Shapiro and Baucham also discussed the crisis of masculinity across the United States, with many young men seeming to struggle to find purpose.
“We have to call men back to this understanding of manhood that is outside of themselves. And you being a man is not just about who you think you are or even who you want to be. It’s about you pointing back to the one who made you. It’s about you pointing back to the purpose for which [God] made you,” Baucham said.
He added that the result of the war on marriage and traditional roles left women unprotected because it left men unchecked.
Baucham explained that young men need mentors to help point them to the “God who made them, and to point them to Christ who wants to redeem that manhood. Christ who is the ultimate picture of manhood.”
After visiting Zambia for many years, Baucham moved there in 2015 to help form African Christian University, which focuses on training students with a Christian worldview and the humanities.
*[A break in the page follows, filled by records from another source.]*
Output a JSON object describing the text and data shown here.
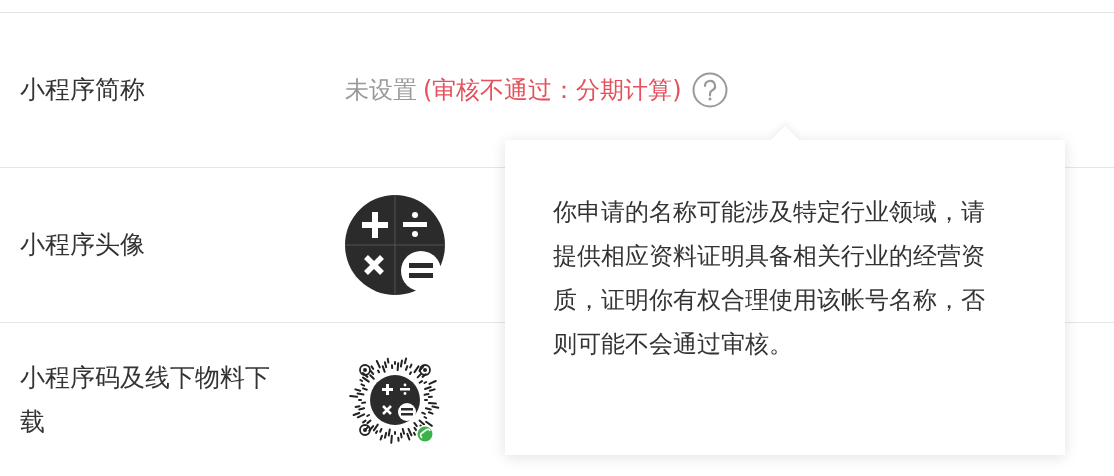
{
  "rows": [
    {
      "label": "小程序简称",
      "kind": "status",
      "value": "未设置",
      "status": "(审核不通过：分期计算)"
    },
    {
      "label": "小程序头像",
      "kind": "avatar"
    },
    {
      "label": "小程序码及线下物料下载",
      "kind": "code"
    }
  ],
  "tooltip": {
    "text": "你申请的名称可能涉及特定行业领域，请提供相应资料证明具备相关行业的经营资质，证明你有权合理使用该帐号名称，否则可能不会通过审核。"
  }
}
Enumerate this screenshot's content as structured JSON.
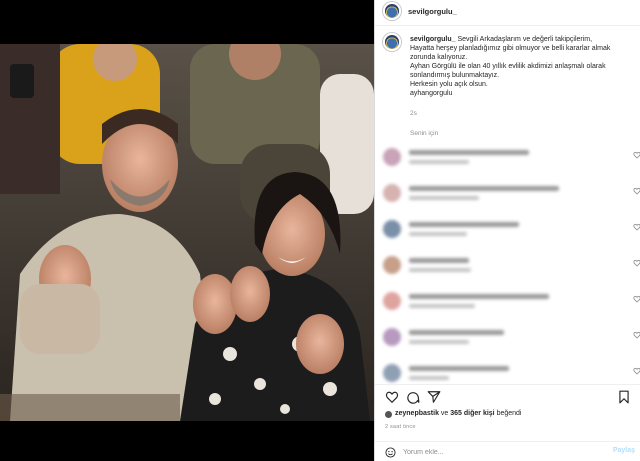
{
  "post": {
    "username": "sevilgorgulu_",
    "caption_username": "sevilgorgulu_",
    "caption_lines": [
      "Sevgili Arkadaşlarım ve değerli takipçilerim,",
      "Hayatta herşey planladığımız gibi olmuyor ve belli kararlar almak",
      "zorunda kalıyoruz.",
      "Ayhan Görgülü ile olan 40 yıllık evlilik akdimizi anlaşmalı olarak",
      "sonlandırmış bulunmaktayız.",
      "Herkesin yolu açık olsun.",
      "ayhangorgulu"
    ],
    "caption_time": "2s",
    "translate_label": "Senin için",
    "likes_user": "zeynepbastik",
    "likes_middle": " ve ",
    "likes_rest": "365 diğer kişi",
    "likes_suffix": " beğendi",
    "post_time": "2 saat önce",
    "comment_placeholder": "Yorum ekle...",
    "post_button": "Paylaş"
  },
  "comments": [
    {
      "avatar_color": "#c9a3b8"
    },
    {
      "avatar_color": "#d6b3b0"
    },
    {
      "avatar_color": "#7a8fa8"
    },
    {
      "avatar_color": "#c7a08a"
    },
    {
      "avatar_color": "#e0a4a0"
    },
    {
      "avatar_color": "#b79ac0"
    },
    {
      "avatar_color": "#8fa0b5"
    }
  ],
  "icons": {
    "like": "heart-icon",
    "comment": "comment-bubble-icon",
    "share": "paper-plane-icon",
    "save": "bookmark-icon",
    "emoji": "smiley-icon"
  },
  "colors": {
    "accent": "#0095f6",
    "muted": "#8e8e8e",
    "border": "#dbdbdb"
  }
}
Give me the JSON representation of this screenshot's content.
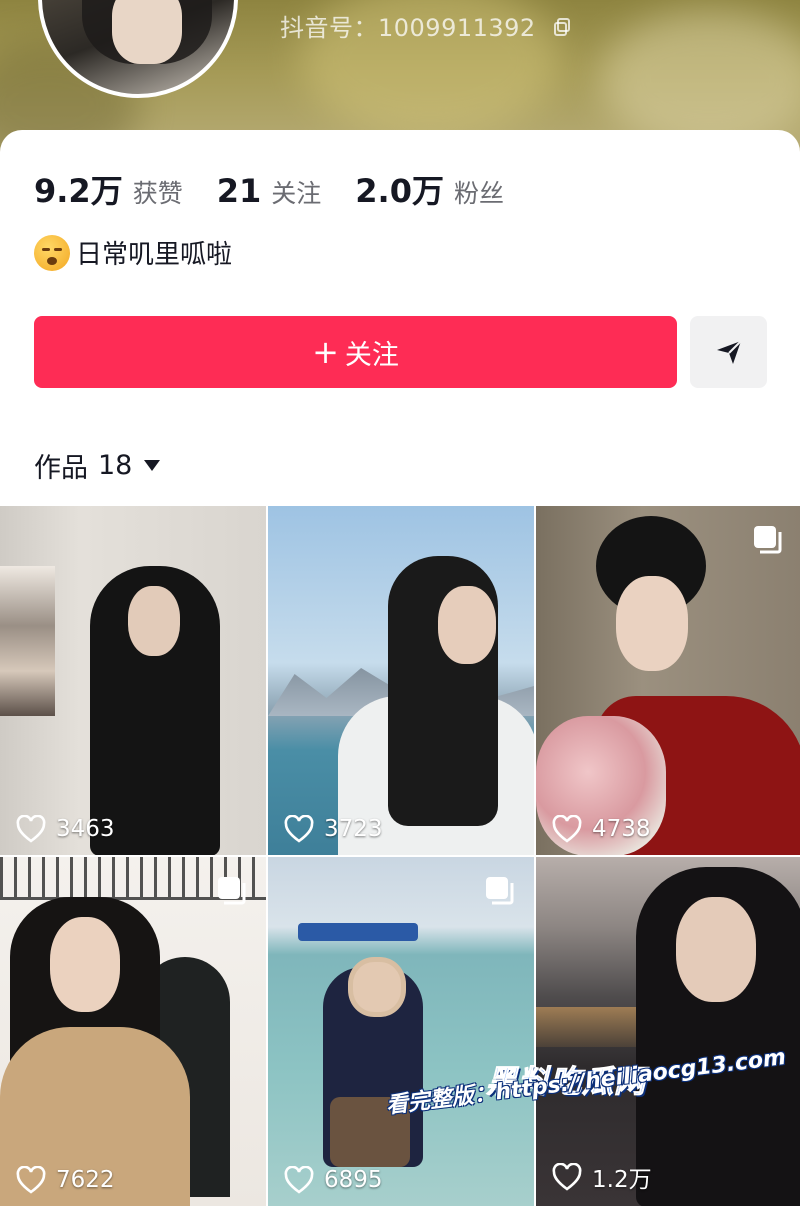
{
  "profile": {
    "douyin_id": "抖音号：1009911392",
    "stats": [
      {
        "value": "9.2万",
        "label": "获赞"
      },
      {
        "value": "21",
        "label": "关注"
      },
      {
        "value": "2.0万",
        "label": "粉丝"
      }
    ],
    "bio": "日常叽里呱啦",
    "bio_emoji": "yawning-face-emoji"
  },
  "actions": {
    "follow_plus": "+",
    "follow_label": "关注",
    "share_icon": "send-arrow-icon"
  },
  "works": {
    "label": "作品",
    "count": "18"
  },
  "videos": [
    {
      "likes": "3463",
      "multi_image": false
    },
    {
      "likes": "3723",
      "multi_image": false
    },
    {
      "likes": "4738",
      "multi_image": true
    },
    {
      "likes": "7622",
      "multi_image": true
    },
    {
      "likes": "6895",
      "multi_image": true
    },
    {
      "likes": "1.2万",
      "multi_image": false
    }
  ],
  "watermark": {
    "brand": "黑料吃瓜网",
    "text": "看完整版：https://heiliaocg13.com"
  },
  "colors": {
    "accent": "#fe2c55",
    "header": "#a59a56",
    "text": "#161823",
    "secondary_text": "#6b6c72"
  }
}
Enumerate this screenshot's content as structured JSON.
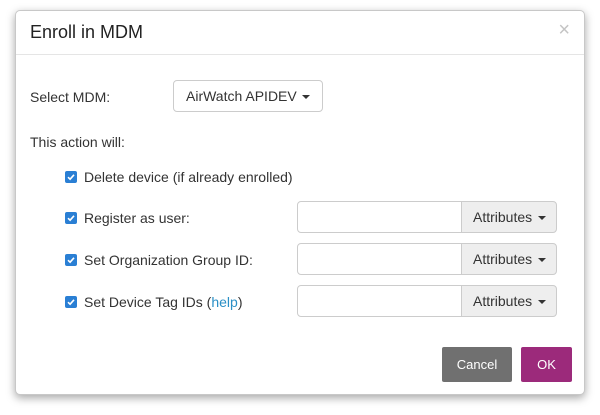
{
  "dialog": {
    "title": "Enroll in MDM",
    "close_glyph": "×"
  },
  "mdm": {
    "label": "Select MDM:",
    "selected": "AirWatch APIDEV"
  },
  "actions": {
    "heading": "This action will:",
    "items": [
      {
        "label": "Delete device (if already enrolled)",
        "checked": true
      },
      {
        "label": "Register as user:",
        "checked": true,
        "input_value": "",
        "attr_label": "Attributes"
      },
      {
        "label": "Set Organization Group ID:",
        "checked": true,
        "input_value": "",
        "attr_label": "Attributes"
      },
      {
        "label_prefix": "Set Device Tag IDs (",
        "link": "help",
        "label_suffix": ")",
        "checked": true,
        "input_value": "",
        "attr_label": "Attributes"
      }
    ]
  },
  "footer": {
    "cancel_label": "Cancel",
    "ok_label": "OK"
  },
  "colors": {
    "checkbox": "#2a7fd4",
    "ok_button": "#9c2a7b",
    "cancel_button": "#707070",
    "link": "#2a8fc6"
  },
  "icons": {
    "close": "close-icon",
    "dropdown": "caret-down-icon",
    "check": "checkmark-icon"
  }
}
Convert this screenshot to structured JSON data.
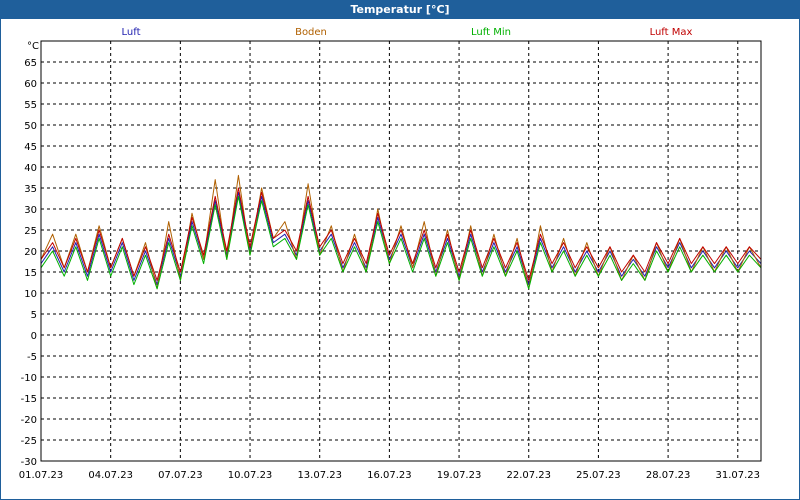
{
  "window": {
    "title": "Temperatur [°C]"
  },
  "chart_data": {
    "type": "line",
    "title": "Temperatur [°C]",
    "ylabel": "°C",
    "xlabel": "",
    "ylim": [
      -30,
      70
    ],
    "yticks": [
      -30,
      -25,
      -20,
      -15,
      -10,
      -5,
      0,
      5,
      10,
      15,
      20,
      25,
      30,
      35,
      40,
      45,
      50,
      55,
      60,
      65
    ],
    "xlim": [
      "01.07.23",
      "01.08.23"
    ],
    "xtick_labels": [
      "01.07.23",
      "04.07.23",
      "07.07.23",
      "10.07.23",
      "13.07.23",
      "16.07.23",
      "19.07.23",
      "22.07.23",
      "25.07.23",
      "28.07.23",
      "31.07.23"
    ],
    "grid": true,
    "legend_position": "top",
    "series": [
      {
        "name": "Luft",
        "color": "#2020b0",
        "x": [
          "01.07.23",
          "01.07.23 12:00",
          "02.07.23",
          "02.07.23 12:00",
          "03.07.23",
          "03.07.23 12:00",
          "04.07.23",
          "04.07.23 12:00",
          "05.07.23",
          "05.07.23 12:00",
          "06.07.23",
          "06.07.23 12:00",
          "07.07.23",
          "07.07.23 12:00",
          "08.07.23",
          "08.07.23 12:00",
          "09.07.23",
          "09.07.23 12:00",
          "10.07.23",
          "10.07.23 12:00",
          "11.07.23",
          "11.07.23 12:00",
          "12.07.23",
          "12.07.23 12:00",
          "13.07.23",
          "13.07.23 12:00",
          "14.07.23",
          "14.07.23 12:00",
          "15.07.23",
          "15.07.23 12:00",
          "16.07.23",
          "16.07.23 12:00",
          "17.07.23",
          "17.07.23 12:00",
          "18.07.23",
          "18.07.23 12:00",
          "19.07.23",
          "19.07.23 12:00",
          "20.07.23",
          "20.07.23 12:00",
          "21.07.23",
          "21.07.23 12:00",
          "22.07.23",
          "22.07.23 12:00",
          "23.07.23",
          "23.07.23 12:00",
          "24.07.23",
          "24.07.23 12:00",
          "25.07.23",
          "25.07.23 12:00",
          "26.07.23",
          "26.07.23 12:00",
          "27.07.23",
          "27.07.23 12:00",
          "28.07.23",
          "28.07.23 12:00",
          "29.07.23",
          "29.07.23 12:00",
          "30.07.23",
          "30.07.23 12:00",
          "31.07.23",
          "31.07.23 12:00",
          "01.08.23"
        ],
        "y": [
          17,
          21,
          15,
          22,
          14,
          24,
          15,
          22,
          13,
          20,
          12,
          23,
          14,
          27,
          18,
          32,
          19,
          34,
          20,
          33,
          22,
          24,
          19,
          32,
          20,
          24,
          16,
          22,
          16,
          28,
          18,
          24,
          16,
          24,
          15,
          23,
          14,
          24,
          15,
          22,
          15,
          21,
          12,
          23,
          16,
          21,
          15,
          20,
          15,
          20,
          14,
          18,
          14,
          21,
          16,
          22,
          16,
          20,
          16,
          20,
          16,
          20,
          17
        ]
      },
      {
        "name": "Boden",
        "color": "#b06000",
        "x": [
          "01.07.23",
          "01.07.23 12:00",
          "02.07.23",
          "02.07.23 12:00",
          "03.07.23",
          "03.07.23 12:00",
          "04.07.23",
          "04.07.23 12:00",
          "05.07.23",
          "05.07.23 12:00",
          "06.07.23",
          "06.07.23 12:00",
          "07.07.23",
          "07.07.23 12:00",
          "08.07.23",
          "08.07.23 12:00",
          "09.07.23",
          "09.07.23 12:00",
          "10.07.23",
          "10.07.23 12:00",
          "11.07.23",
          "11.07.23 12:00",
          "12.07.23",
          "12.07.23 12:00",
          "13.07.23",
          "13.07.23 12:00",
          "14.07.23",
          "14.07.23 12:00",
          "15.07.23",
          "15.07.23 12:00",
          "16.07.23",
          "16.07.23 12:00",
          "17.07.23",
          "17.07.23 12:00",
          "18.07.23",
          "18.07.23 12:00",
          "19.07.23",
          "19.07.23 12:00",
          "20.07.23",
          "20.07.23 12:00",
          "21.07.23",
          "21.07.23 12:00",
          "22.07.23",
          "22.07.23 12:00",
          "23.07.23",
          "23.07.23 12:00",
          "24.07.23",
          "24.07.23 12:00",
          "25.07.23",
          "25.07.23 12:00",
          "26.07.23",
          "26.07.23 12:00",
          "27.07.23",
          "27.07.23 12:00",
          "28.07.23",
          "28.07.23 12:00",
          "29.07.23",
          "29.07.23 12:00",
          "30.07.23",
          "30.07.23 12:00",
          "31.07.23",
          "31.07.23 12:00",
          "01.08.23"
        ],
        "y": [
          18,
          24,
          16,
          24,
          15,
          26,
          16,
          23,
          14,
          22,
          11,
          27,
          13,
          29,
          18,
          37,
          18,
          38,
          19,
          35,
          23,
          27,
          18,
          36,
          19,
          26,
          15,
          24,
          15,
          30,
          17,
          26,
          16,
          27,
          14,
          25,
          13,
          26,
          14,
          24,
          14,
          23,
          11,
          26,
          15,
          23,
          14,
          22,
          14,
          21,
          13,
          19,
          13,
          22,
          15,
          23,
          15,
          21,
          15,
          21,
          15,
          21,
          16
        ]
      },
      {
        "name": "Luft Min",
        "color": "#00b000",
        "x": [
          "01.07.23",
          "01.07.23 12:00",
          "02.07.23",
          "02.07.23 12:00",
          "03.07.23",
          "03.07.23 12:00",
          "04.07.23",
          "04.07.23 12:00",
          "05.07.23",
          "05.07.23 12:00",
          "06.07.23",
          "06.07.23 12:00",
          "07.07.23",
          "07.07.23 12:00",
          "08.07.23",
          "08.07.23 12:00",
          "09.07.23",
          "09.07.23 12:00",
          "10.07.23",
          "10.07.23 12:00",
          "11.07.23",
          "11.07.23 12:00",
          "12.07.23",
          "12.07.23 12:00",
          "13.07.23",
          "13.07.23 12:00",
          "14.07.23",
          "14.07.23 12:00",
          "15.07.23",
          "15.07.23 12:00",
          "16.07.23",
          "16.07.23 12:00",
          "17.07.23",
          "17.07.23 12:00",
          "18.07.23",
          "18.07.23 12:00",
          "19.07.23",
          "19.07.23 12:00",
          "20.07.23",
          "20.07.23 12:00",
          "21.07.23",
          "21.07.23 12:00",
          "22.07.23",
          "22.07.23 12:00",
          "23.07.23",
          "23.07.23 12:00",
          "24.07.23",
          "24.07.23 12:00",
          "25.07.23",
          "25.07.23 12:00",
          "26.07.23",
          "26.07.23 12:00",
          "27.07.23",
          "27.07.23 12:00",
          "28.07.23",
          "28.07.23 12:00",
          "29.07.23",
          "29.07.23 12:00",
          "30.07.23",
          "30.07.23 12:00",
          "31.07.23",
          "31.07.23 12:00",
          "01.08.23"
        ],
        "y": [
          16,
          20,
          14,
          21,
          13,
          23,
          14,
          21,
          12,
          19,
          11,
          22,
          13,
          26,
          17,
          31,
          18,
          33,
          19,
          32,
          21,
          23,
          18,
          31,
          19,
          23,
          15,
          21,
          15,
          27,
          17,
          23,
          15,
          23,
          14,
          22,
          13,
          23,
          14,
          21,
          14,
          20,
          11,
          22,
          15,
          20,
          14,
          19,
          14,
          19,
          13,
          17,
          13,
          20,
          15,
          21,
          15,
          19,
          15,
          19,
          15,
          19,
          16
        ]
      },
      {
        "name": "Luft Max",
        "color": "#c00000",
        "x": [
          "01.07.23",
          "01.07.23 12:00",
          "02.07.23",
          "02.07.23 12:00",
          "03.07.23",
          "03.07.23 12:00",
          "04.07.23",
          "04.07.23 12:00",
          "05.07.23",
          "05.07.23 12:00",
          "06.07.23",
          "06.07.23 12:00",
          "07.07.23",
          "07.07.23 12:00",
          "08.07.23",
          "08.07.23 12:00",
          "09.07.23",
          "09.07.23 12:00",
          "10.07.23",
          "10.07.23 12:00",
          "11.07.23",
          "11.07.23 12:00",
          "12.07.23",
          "12.07.23 12:00",
          "13.07.23",
          "13.07.23 12:00",
          "14.07.23",
          "14.07.23 12:00",
          "15.07.23",
          "15.07.23 12:00",
          "16.07.23",
          "16.07.23 12:00",
          "17.07.23",
          "17.07.23 12:00",
          "18.07.23",
          "18.07.23 12:00",
          "19.07.23",
          "19.07.23 12:00",
          "20.07.23",
          "20.07.23 12:00",
          "21.07.23",
          "21.07.23 12:00",
          "22.07.23",
          "22.07.23 12:00",
          "23.07.23",
          "23.07.23 12:00",
          "24.07.23",
          "24.07.23 12:00",
          "25.07.23",
          "25.07.23 12:00",
          "26.07.23",
          "26.07.23 12:00",
          "27.07.23",
          "27.07.23 12:00",
          "28.07.23",
          "28.07.23 12:00",
          "29.07.23",
          "29.07.23 12:00",
          "30.07.23",
          "30.07.23 12:00",
          "31.07.23",
          "31.07.23 12:00",
          "01.08.23"
        ],
        "y": [
          18,
          22,
          16,
          23,
          15,
          25,
          16,
          23,
          14,
          21,
          13,
          24,
          15,
          28,
          19,
          33,
          20,
          35,
          21,
          34,
          23,
          25,
          20,
          33,
          21,
          25,
          17,
          23,
          17,
          29,
          19,
          25,
          17,
          25,
          16,
          24,
          15,
          25,
          16,
          23,
          16,
          22,
          13,
          24,
          17,
          22,
          16,
          21,
          16,
          21,
          15,
          19,
          15,
          22,
          17,
          23,
          17,
          21,
          17,
          21,
          17,
          21,
          18
        ]
      }
    ]
  }
}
Shapiro asked Baucham about how he responded to people who object to belief in the Bible and God on an intellectual level. Baucham said he would challenge their presuppositions, saying they also needed faith to get where they were.
Their “presuppositions have been tried before and they’ve led to catastrophe. My [worldview] is based on presuppositions as well, but my presuppositions have led to Western civilization,” Baucham said.
Shapiro’s full conversation with Baucham can be watched here.